EPA funding opportunity aims to revitalize urban waters
Under its Urban Waters program, EPA is making nearly $2 million in small grants available to fund projects, training and research that will advance restoration of urban waters...
WASHINGTON, DC, Dec. 7, 2011 -- Under its Urban Waters program, EPA is making nearly $2 million in small grants available to fund projects, training and research that will advance restoration of urban waters by improving water quality and community access. These activities will also support community revitalization and improving public health, social and economic opportunities, general livability and environmental justice for residents. Examples of projects eligible for funding may include:
- Education and training for water quality improvement or green infrastructure jobs
- Public education about ways to reduce water pollution
- Local water quality monitoring programs
- Engaging diverse stakeholders to develop local watershed plans
- Innovative projects that promote local water quality and community revitalization goals
Funding proposals must be received by EPA by January 23, 2012. EPA will hold two web-based seminars on this funding opportunity on December 14, 2011 and January 5, 2012. EPA expects to award the grants in summer 2012.
EPA's Urban Waters program supports the goals and principles of the Urban Waters Federal Partnership, a partnership of 11 federal agencies working to reconnect urban communities with their waterways by improving coordination among federal agencies and collaborating with community‐led revitalization efforts to improve the nation's water systems and promote their economic, environmental and social benefits.
The Urban Waters Federal Partnership closely aligns with and advances the work of the White House's place‐based efforts, including the Partnership for Sustainable Communities, to revitalize communities, create jobs and improve the quality of life in cities and towns across the nation. The Urban Waters Federal Partnership also advances the work of President Obama's America's Great Outdoors Initiative.

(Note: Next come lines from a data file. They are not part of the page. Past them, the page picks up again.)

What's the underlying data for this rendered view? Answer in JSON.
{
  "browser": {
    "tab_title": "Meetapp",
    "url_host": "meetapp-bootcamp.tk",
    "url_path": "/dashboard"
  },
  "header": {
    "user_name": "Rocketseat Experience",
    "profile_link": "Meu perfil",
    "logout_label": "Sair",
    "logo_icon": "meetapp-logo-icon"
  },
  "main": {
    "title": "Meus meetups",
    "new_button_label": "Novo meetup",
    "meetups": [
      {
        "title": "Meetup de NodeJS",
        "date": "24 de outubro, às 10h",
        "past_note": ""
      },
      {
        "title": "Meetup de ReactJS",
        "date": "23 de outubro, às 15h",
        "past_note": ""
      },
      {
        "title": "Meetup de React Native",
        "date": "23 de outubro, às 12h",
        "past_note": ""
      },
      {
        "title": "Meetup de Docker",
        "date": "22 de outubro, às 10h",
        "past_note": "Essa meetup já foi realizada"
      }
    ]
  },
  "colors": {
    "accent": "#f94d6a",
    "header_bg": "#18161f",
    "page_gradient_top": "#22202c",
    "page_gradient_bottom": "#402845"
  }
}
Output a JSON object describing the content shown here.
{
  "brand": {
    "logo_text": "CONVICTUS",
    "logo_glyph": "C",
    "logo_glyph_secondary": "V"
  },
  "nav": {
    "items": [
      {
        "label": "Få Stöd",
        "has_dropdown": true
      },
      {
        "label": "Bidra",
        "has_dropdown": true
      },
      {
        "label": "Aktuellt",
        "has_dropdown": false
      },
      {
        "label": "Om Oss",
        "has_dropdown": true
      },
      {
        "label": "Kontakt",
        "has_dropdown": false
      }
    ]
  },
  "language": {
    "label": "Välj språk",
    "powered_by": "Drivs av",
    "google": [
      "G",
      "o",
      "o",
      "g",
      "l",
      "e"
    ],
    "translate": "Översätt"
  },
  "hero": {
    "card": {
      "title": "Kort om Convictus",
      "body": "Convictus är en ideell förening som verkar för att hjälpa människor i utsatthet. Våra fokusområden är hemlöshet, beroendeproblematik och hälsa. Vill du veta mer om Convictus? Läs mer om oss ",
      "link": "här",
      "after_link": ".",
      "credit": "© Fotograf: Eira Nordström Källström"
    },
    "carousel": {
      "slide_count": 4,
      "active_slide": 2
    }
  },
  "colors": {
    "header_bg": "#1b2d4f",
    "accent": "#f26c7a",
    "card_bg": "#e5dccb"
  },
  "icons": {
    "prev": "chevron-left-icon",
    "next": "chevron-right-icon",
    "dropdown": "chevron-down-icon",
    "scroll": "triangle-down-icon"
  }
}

Many urban waterways have been polluted for years by sewage, runoff from city streets and contamination from abandoned industrial facilities. Healthy and accessible urban waters can help grow local businesses and enhance educational, recreational, employment and social opportunities in nearby communities. By promoting public access to urban waterways, EPA will help communities become active participants in restoration and protection.